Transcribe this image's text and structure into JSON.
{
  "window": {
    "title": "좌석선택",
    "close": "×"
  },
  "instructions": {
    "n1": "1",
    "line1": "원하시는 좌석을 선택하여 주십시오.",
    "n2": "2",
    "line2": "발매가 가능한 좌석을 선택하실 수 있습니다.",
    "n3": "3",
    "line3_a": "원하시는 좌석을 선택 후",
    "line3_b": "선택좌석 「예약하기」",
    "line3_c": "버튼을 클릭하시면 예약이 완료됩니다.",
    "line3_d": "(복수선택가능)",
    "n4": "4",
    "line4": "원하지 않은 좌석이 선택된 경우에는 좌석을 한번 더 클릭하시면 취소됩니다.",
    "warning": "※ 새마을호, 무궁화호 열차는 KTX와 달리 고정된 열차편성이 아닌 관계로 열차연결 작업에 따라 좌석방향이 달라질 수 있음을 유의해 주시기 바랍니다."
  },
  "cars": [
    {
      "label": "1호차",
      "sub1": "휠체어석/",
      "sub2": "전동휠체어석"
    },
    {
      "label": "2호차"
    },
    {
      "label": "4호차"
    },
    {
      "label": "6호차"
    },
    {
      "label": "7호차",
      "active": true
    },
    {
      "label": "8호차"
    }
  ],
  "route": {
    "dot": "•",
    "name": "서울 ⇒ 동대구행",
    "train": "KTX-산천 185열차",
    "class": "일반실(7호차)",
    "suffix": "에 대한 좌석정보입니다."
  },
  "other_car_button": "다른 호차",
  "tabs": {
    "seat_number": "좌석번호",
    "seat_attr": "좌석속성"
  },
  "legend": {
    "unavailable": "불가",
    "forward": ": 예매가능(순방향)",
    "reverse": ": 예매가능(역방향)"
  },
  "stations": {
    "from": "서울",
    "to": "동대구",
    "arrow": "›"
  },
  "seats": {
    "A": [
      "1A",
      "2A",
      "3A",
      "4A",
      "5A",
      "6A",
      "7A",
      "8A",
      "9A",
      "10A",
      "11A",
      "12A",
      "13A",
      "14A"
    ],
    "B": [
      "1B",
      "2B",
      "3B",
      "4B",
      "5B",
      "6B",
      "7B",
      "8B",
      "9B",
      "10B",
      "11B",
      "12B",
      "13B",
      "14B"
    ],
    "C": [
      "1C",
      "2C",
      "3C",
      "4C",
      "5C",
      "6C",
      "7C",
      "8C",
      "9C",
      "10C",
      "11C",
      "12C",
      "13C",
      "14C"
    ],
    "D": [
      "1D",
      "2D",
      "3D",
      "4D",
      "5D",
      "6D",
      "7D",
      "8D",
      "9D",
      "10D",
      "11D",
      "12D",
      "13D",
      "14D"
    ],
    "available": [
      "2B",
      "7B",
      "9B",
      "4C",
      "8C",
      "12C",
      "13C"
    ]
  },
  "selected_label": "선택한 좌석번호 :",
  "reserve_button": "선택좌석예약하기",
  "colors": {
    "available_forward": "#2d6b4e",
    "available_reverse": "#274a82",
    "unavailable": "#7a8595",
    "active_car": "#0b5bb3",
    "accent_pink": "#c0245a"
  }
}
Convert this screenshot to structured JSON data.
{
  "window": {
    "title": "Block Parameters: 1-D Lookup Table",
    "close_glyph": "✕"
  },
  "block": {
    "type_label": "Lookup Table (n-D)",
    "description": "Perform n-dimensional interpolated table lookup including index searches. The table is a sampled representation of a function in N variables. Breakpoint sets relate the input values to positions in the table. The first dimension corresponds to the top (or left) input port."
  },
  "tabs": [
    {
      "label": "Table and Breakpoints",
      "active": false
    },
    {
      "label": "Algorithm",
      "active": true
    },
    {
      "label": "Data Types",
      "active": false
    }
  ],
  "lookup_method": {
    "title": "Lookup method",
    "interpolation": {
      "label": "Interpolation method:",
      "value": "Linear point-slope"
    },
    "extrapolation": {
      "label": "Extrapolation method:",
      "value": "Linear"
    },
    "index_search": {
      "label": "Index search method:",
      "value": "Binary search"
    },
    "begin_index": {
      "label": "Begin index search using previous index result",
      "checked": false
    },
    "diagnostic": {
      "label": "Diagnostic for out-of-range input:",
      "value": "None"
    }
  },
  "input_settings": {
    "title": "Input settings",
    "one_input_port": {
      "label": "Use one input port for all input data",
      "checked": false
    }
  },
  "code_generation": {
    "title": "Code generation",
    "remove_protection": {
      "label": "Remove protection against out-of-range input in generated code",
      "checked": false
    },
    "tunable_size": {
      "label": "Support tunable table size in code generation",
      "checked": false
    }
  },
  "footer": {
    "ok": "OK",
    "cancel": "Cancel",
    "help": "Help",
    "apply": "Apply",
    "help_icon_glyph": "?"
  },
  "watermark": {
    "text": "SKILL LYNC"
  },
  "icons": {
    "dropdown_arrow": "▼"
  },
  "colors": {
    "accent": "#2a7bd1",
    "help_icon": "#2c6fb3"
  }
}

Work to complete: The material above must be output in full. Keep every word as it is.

Result below:
Transcribe this image's text and structure into JSON.
{
  "window": {
    "title": "좌석선택",
    "close": "×"
  },
  "instructions": {
    "n1": "1",
    "line1": "원하시는 좌석을 선택하여 주십시오.",
    "n2": "2",
    "line2": "발매가 가능한 좌석을 선택하실 수 있습니다.",
    "n3": "3",
    "line3_a": "원하시는 좌석을 선택 후",
    "line3_b": "선택좌석 「예약하기」",
    "line3_c": "버튼을 클릭하시면 예약이 완료됩니다.",
    "line3_d": "(복수선택가능)",
    "n4": "4",
    "line4": "원하지 않은 좌석이 선택된 경우에는 좌석을 한번 더 클릭하시면 취소됩니다.",
    "warning": "※ 새마을호, 무궁화호 열차는 KTX와 달리 고정된 열차편성이 아닌 관계로 열차연결 작업에 따라 좌석방향이 달라질 수 있음을 유의해 주시기 바랍니다."
  },
  "cars": [
    {
      "label": "1호차",
      "sub1": "휠체어석/",
      "sub2": "전동휠체어석"
    },
    {
      "label": "2호차"
    },
    {
      "label": "4호차"
    },
    {
      "label": "6호차"
    },
    {
      "label": "7호차",
      "active": true
    },
    {
      "label": "8호차"
    }
  ],
  "route": {
    "dot": "•",
    "name": "서울 ⇒ 동대구행",
    "train": "KTX-산천 185열차",
    "class": "일반실(7호차)",
    "suffix": "에 대한 좌석정보입니다."
  },
  "other_car_button": "다른 호차",
  "tabs": {
    "seat_number": "좌석번호",
    "seat_attr": "좌석속성"
  },
  "legend": {
    "unavailable": "불가",
    "forward": ": 예매가능(순방향)",
    "reverse": ": 예매가능(역방향)"
  },
  "stations": {
    "from": "서울",
    "to": "동대구",
    "arrow": "›"
  },
  "seats": {
    "A": [
      "1A",
      "2A",
      "3A",
      "4A",
      "5A",
      "6A",
      "7A",
      "8A",
      "9A",
      "10A",
      "11A",
      "12A",
      "13A",
      "14A"
    ],
    "B": [
      "1B",
      "2B",
      "3B",
      "4B",
      "5B",
      "6B",
      "7B",
      "8B",
      "9B",
      "10B",
      "11B",
      "12B",
      "13B",
      "14B"
    ],
    "C": [
      "1C",
      "2C",
      "3C",
      "4C",
      "5C",
      "6C",
      "7C",
      "8C",
      "9C",
      "10C",
      "11C",
      "12C",
      "13C",
      "14C"
    ],
    "D": [
      "1D",
      "2D",
      "3D",
      "4D",
      "5D",
      "6D",
      "7D",
      "8D",
      "9D",
      "10D",
      "11D",
      "12D",
      "13D",
      "14D"
    ],
    "available": [
      "2B",
      "7B",
      "9B",
      "4C",
      "8C",
      "12C",
      "13C"
    ]
  },
  "selected_label": "선택한 좌석번호 :",
  "reserve_button": "선택좌석예약하기",
  "colors": {
    "available_forward": "#2d6b4e",
    "available_reverse": "#274a82",
    "unavailable": "#7a8595",
    "active_car": "#0b5bb3",
    "accent_pink": "#c0245a"
  }
}
Convert this screenshot to structured JSON data.
{
  "window": {
    "title": "Block Parameters: 1-D Lookup Table",
    "close_glyph": "✕"
  },
  "block": {
    "type_label": "Lookup Table (n-D)",
    "description": "Perform n-dimensional interpolated table lookup including index searches. The table is a sampled representation of a function in N variables. Breakpoint sets relate the input values to positions in the table. The first dimension corresponds to the top (or left) input port."
  },
  "tabs": [
    {
      "label": "Table and Breakpoints",
      "active": false
    },
    {
      "label": "Algorithm",
      "active": true
    },
    {
      "label": "Data Types",
      "active": false
    }
  ],
  "lookup_method": {
    "title": "Lookup method",
    "interpolation": {
      "label": "Interpolation method:",
      "value": "Linear point-slope"
    },
    "extrapolation": {
      "label": "Extrapolation method:",
      "value": "Linear"
    },
    "index_search": {
      "label": "Index search method:",
      "value": "Binary search"
    },
    "begin_index": {
      "label": "Begin index search using previous index result",
      "checked": false
    },
    "diagnostic": {
      "label": "Diagnostic for out-of-range input:",
      "value": "None"
    }
  },
  "input_settings": {
    "title": "Input settings",
    "one_input_port": {
      "label": "Use one input port for all input data",
      "checked": false
    }
  },
  "code_generation": {
    "title": "Code generation",
    "remove_protection": {
      "label": "Remove protection against out-of-range input in generated code",
      "checked": false
    },
    "tunable_size": {
      "label": "Support tunable table size in code generation",
      "checked": false
    }
  },
  "footer": {
    "ok": "OK",
    "cancel": "Cancel",
    "help": "Help",
    "apply": "Apply",
    "help_icon_glyph": "?"
  },
  "watermark": {
    "text": "SKILL LYNC"
  },
  "icons": {
    "dropdown_arrow": "▼"
  },
  "colors": {
    "accent": "#2a7bd1",
    "help_icon": "#2c6fb3"
  }
}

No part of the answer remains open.